Coming soon: saplings in front of Foursquare.
A constructive approach to demolitions: Tonight, the neighborhood council will hold a special meeting to consider the spate of teardowns in Echo Park and surrounding communities.
Stop the unpermitted deconstructivists who think they can act with impunity. Or at least consider the rules of engagement.
Planning and land use meeting: Thursday, May 3, 2007; Logan Street Elementary School, Auditorium, 6:30 PM; 1711 Montana St. (behind Walgreens), Los Angeles, CA 90026.
Speaking of scorched earth, the Downtown News editorializes on the LAUSD's big foot behavior with regard to communities. Story makes reference to the 9A situation in Echo Park, deploring the district's bully tactics.
Echo Park crashes Silver Lake film festival with One Night With You, a film made by Joe D'Augustine -- guardian of Lucy the wolf dog and avid neighborhood historian. He's also my friend and neighbor and a man who likes pizza so much he built his own outdoor oven. Did I mention that Joe and his wife, Heather, grow their own shiraz grapes on an Echo Park hillside? I think I did. Emanuel Levy describes One Night With You as follows:
In this hip, offbeat flick, shot mainly in and around Echo Park, Jake Tarlow (Mark Boone Junior) is a down on his luck hustler who is trying to make enough dough to pay off his bookie. All he has to do is locate the reclusive and eccentric author Hunter Burnell, played with equal parts style, insanity and humor by Michael Parks, and bring him in to sign a deal for one of his books. Jake enlists the help of his friend Eddie (Jake La Botz,), who is completely obsessed with the Black Dahlia, to track him down. Then comes the problem of keeping him under control long enough to get him to the meeting, which quickly proves impossible. What follows is a hilarious wild goose chase through the streets of Los Angeles, with Jake and Eddie following a false trail to Hunter, who is busy having the time of his life with hookers, cocaine and bar fights. This film, a combination of film noir and physical comedy, is a fun romp through some of the Eastside's hot spots with a fantastic soundtrack featuring contributions from two Italian film music masters, Alessandro Alessandroni and Antonello Vannucchi.

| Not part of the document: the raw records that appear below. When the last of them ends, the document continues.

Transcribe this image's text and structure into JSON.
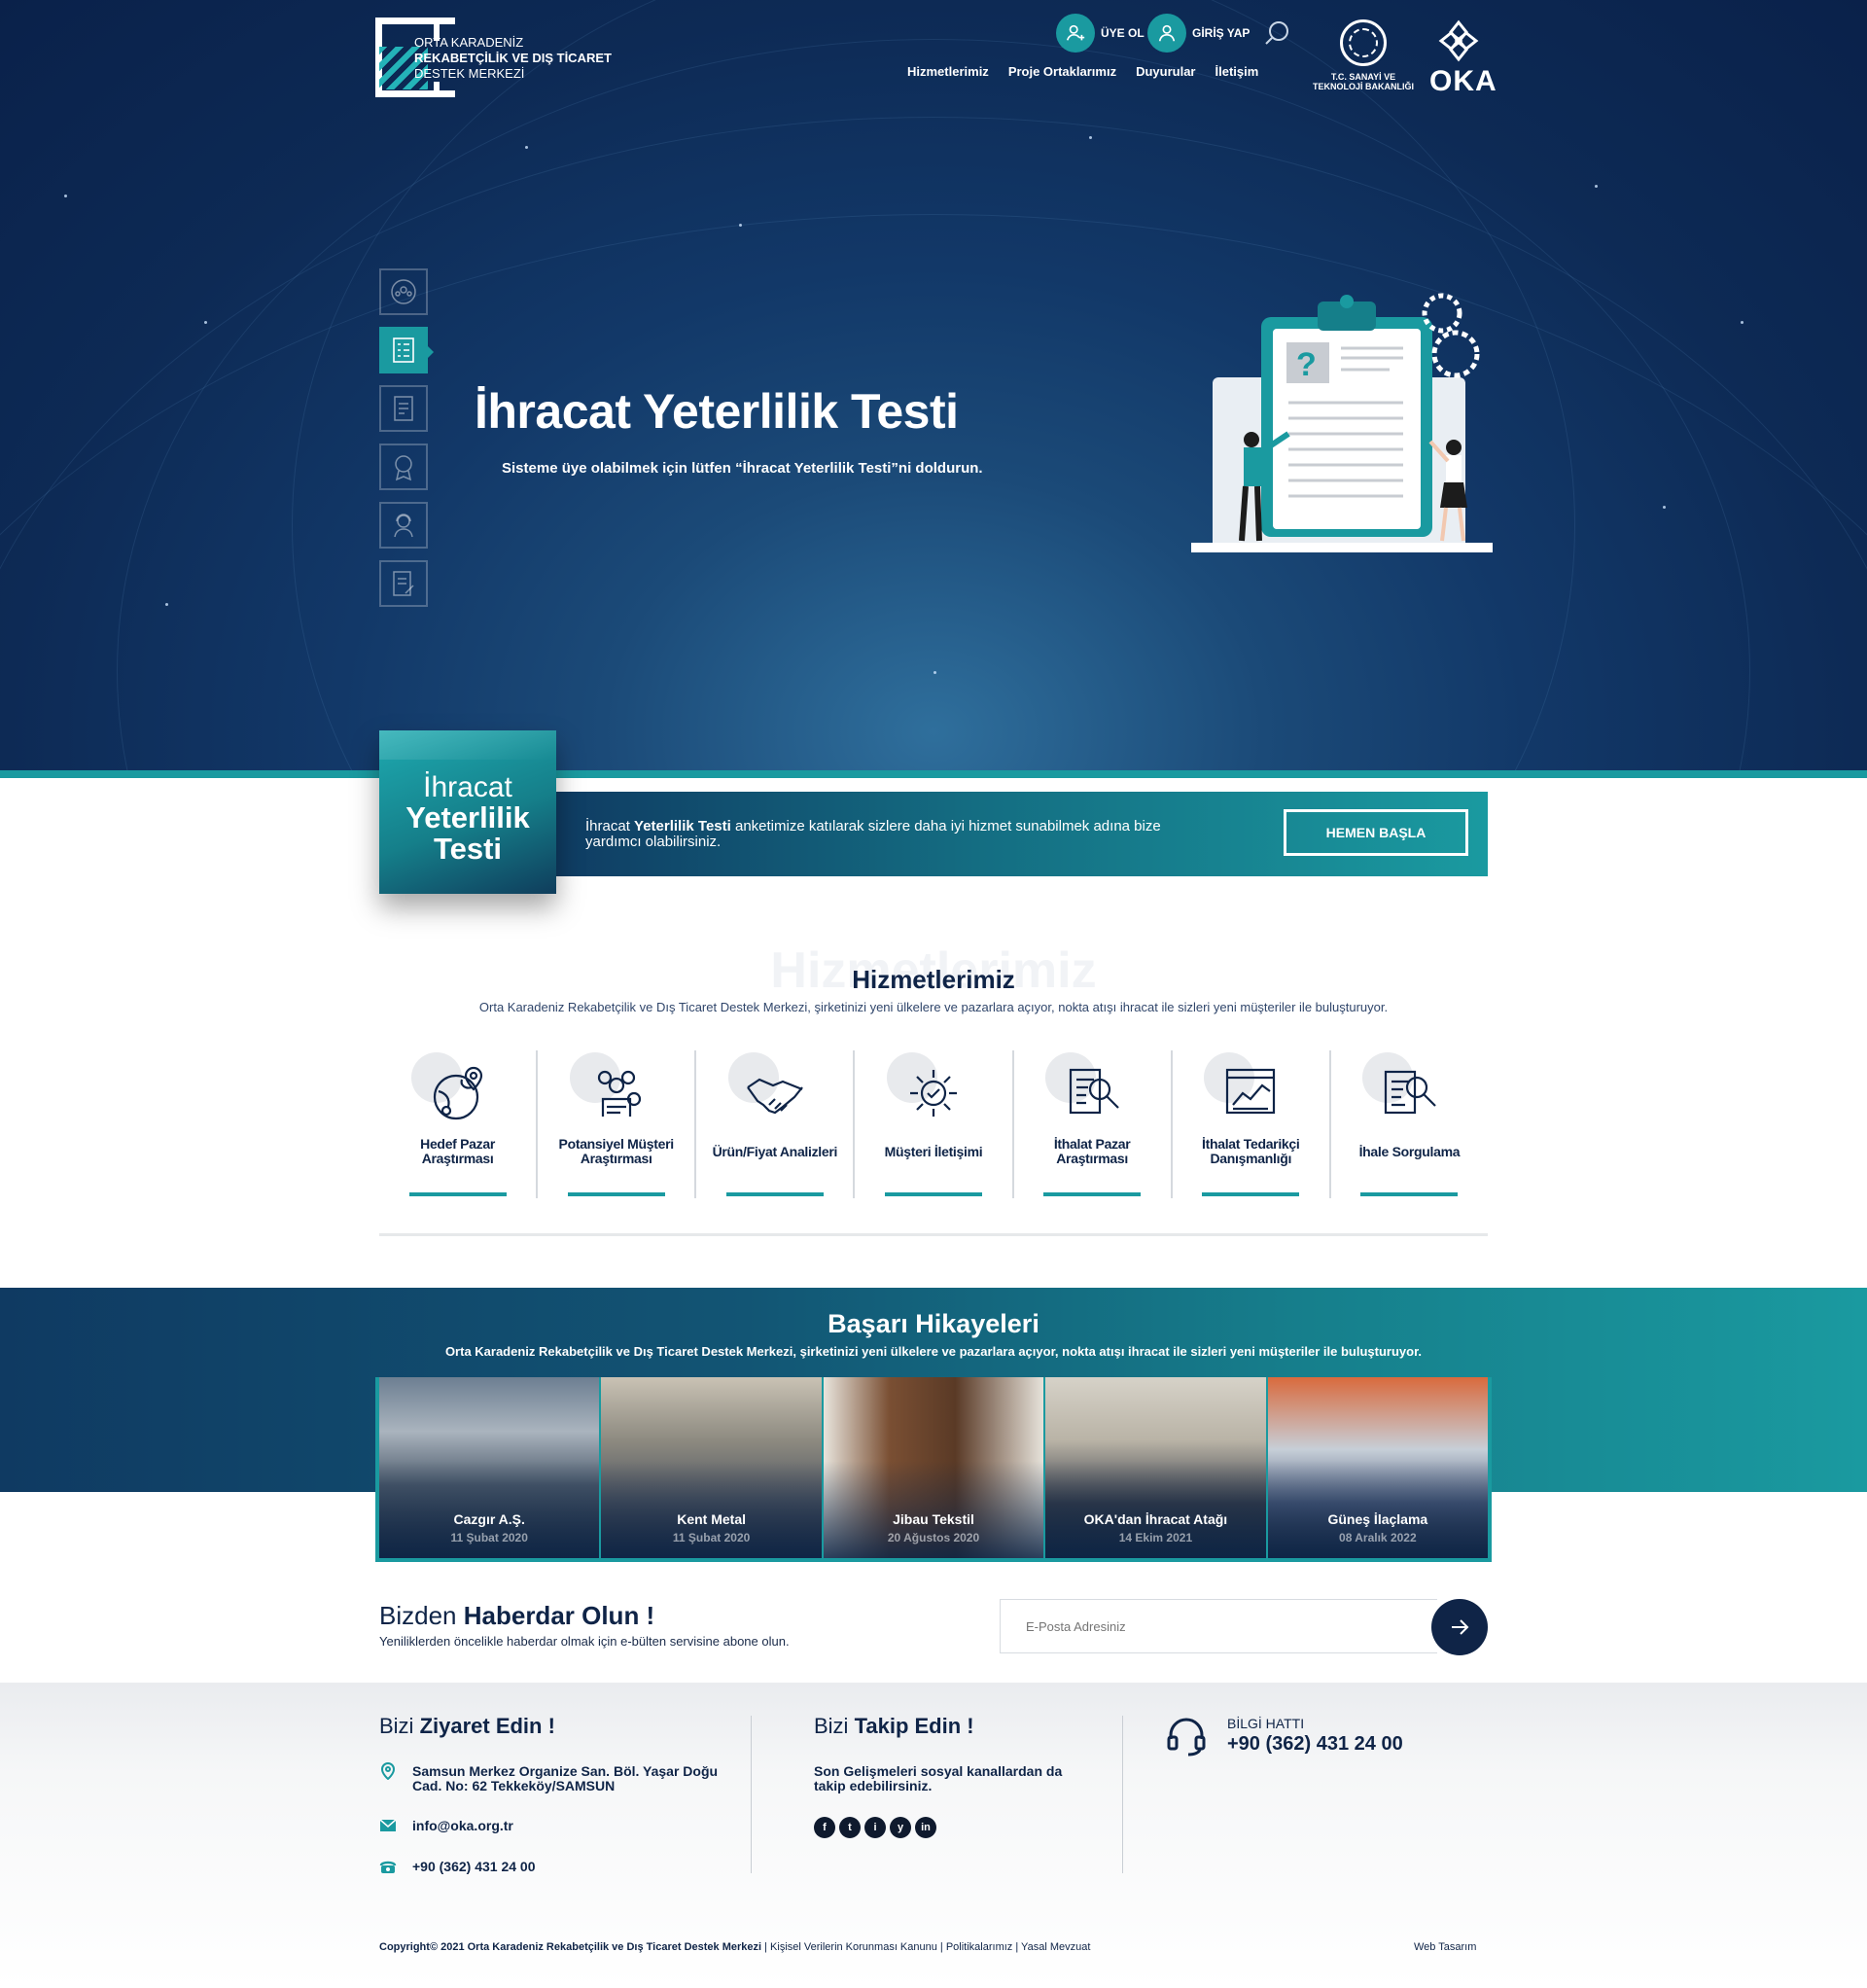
{
  "header": {
    "logo": {
      "line1": "ORTA KARADENİZ",
      "line2": "REKABETÇİLİK VE DIŞ TİCARET",
      "line3": "DESTEK MERKEZİ"
    },
    "register_label": "ÜYE OL",
    "login_label": "GİRİŞ YAP",
    "nav": [
      "Hizmetlerimiz",
      "Proje Ortaklarımız",
      "Duyurular",
      "İletişim"
    ],
    "ministry_line1": "T.C. SANAYİ VE",
    "ministry_line2": "TEKNOLOJİ BAKANLIĞI",
    "oka_label": "OKA"
  },
  "hero": {
    "title": "İhracat Yeterlilik Testi",
    "subtitle": "Sisteme üye olabilmek için lütfen “İhracat Yeterlilik Testi”ni doldurun.",
    "side_icons": [
      "globe-people-icon",
      "checklist-icon",
      "report-icon",
      "award-icon",
      "support-agent-icon",
      "document-sign-icon"
    ],
    "active_side_icon": 1
  },
  "cta": {
    "box_line1": "İhracat",
    "box_line2": "Yeterlilik",
    "box_line3": "Testi",
    "text_pre": "İhracat ",
    "text_bold": "Yeterlilik Testi",
    "text_post": " anketimize katılarak sizlere daha iyi hizmet sunabilmek adına bize yardımcı olabilirsiniz.",
    "button": "HEMEN BAŞLA"
  },
  "services": {
    "ghost": "Hizmetlerimiz",
    "title": "Hizmetlerimiz",
    "subtitle": "Orta Karadeniz Rekabetçilik ve Dış Ticaret Destek Merkezi, şirketinizi yeni ülkelere ve pazarlara açıyor, nokta atışı ihracat ile sizleri yeni müşteriler ile buluşturuyor.",
    "items": [
      {
        "label": "Hedef Pazar Araştırması",
        "icon": "target-market-icon"
      },
      {
        "label": "Potansiyel Müşteri Araştırması",
        "icon": "potential-customer-icon"
      },
      {
        "label": "Ürün/Fiyat Analizleri",
        "icon": "handshake-icon"
      },
      {
        "label": "Müşteri İletişimi",
        "icon": "gear-communication-icon"
      },
      {
        "label": "İthalat Pazar Araştırması",
        "icon": "document-search-icon"
      },
      {
        "label": "İthalat Tedarikçi Danışmanlığı",
        "icon": "chart-board-icon"
      },
      {
        "label": "İhale Sorgulama",
        "icon": "tender-search-icon"
      }
    ]
  },
  "stories": {
    "title": "Başarı Hikayeleri",
    "subtitle": "Orta Karadeniz Rekabetçilik ve Dış Ticaret Destek Merkezi, şirketinizi yeni ülkelere ve pazarlara açıyor, nokta atışı ihracat ile sizleri yeni müşteriler ile buluşturuyor.",
    "items": [
      {
        "name": "Cazgır A.Ş.",
        "date": "11 Şubat 2020"
      },
      {
        "name": "Kent Metal",
        "date": "11 Şubat 2020"
      },
      {
        "name": "Jibau Tekstil",
        "date": "20 Ağustos 2020"
      },
      {
        "name": "OKA'dan İhracat Atağı",
        "date": "14 Ekim 2021"
      },
      {
        "name": "Güneş İlaçlama",
        "date": "08 Aralık 2022"
      }
    ]
  },
  "newsletter": {
    "title_light": "Bizden ",
    "title_bold": "Haberdar Olun !",
    "subtitle": "Yeniliklerden öncelikle haberdar olmak için e-bülten servisine abone olun.",
    "placeholder": "E-Posta Adresiniz"
  },
  "footer": {
    "visit_light": "Bizi ",
    "visit_bold": "Ziyaret Edin !",
    "address": "Samsun Merkez Organize San. Böl. Yaşar Doğu Cad. No: 62 Tekkeköy/SAMSUN",
    "email": "info@oka.org.tr",
    "phone": "+90 (362) 431 24 00",
    "follow_light": "Bizi ",
    "follow_bold": "Takip Edin !",
    "follow_text": "Son Gelişmeleri sosyal kanallardan da takip edebilirsiniz.",
    "social": [
      "f",
      "t",
      "i",
      "y",
      "in"
    ],
    "hotline_label": "BİLGİ HATTI",
    "hotline_number": "+90 (362) 431 24 00",
    "copyright_bold": "Copyright© 2021 Orta Karadeniz Rekabetçilik ve Dış Ticaret Destek Merkezi",
    "links": " | Kişisel Verilerin Korunması Kanunu  | Politikalarımız  | Yasal Mevzuat",
    "web_design": "Web Tasarım"
  },
  "colors": {
    "navy": "#0f2447",
    "teal": "#1a9aa0",
    "hero_dark": "#0a214a"
  }
}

I'd like to thank Joe -- who directed and wrote this film (and certainly claims other above-the-line credits as well) -- for not trying to steal any neighborhood parks while he made this film.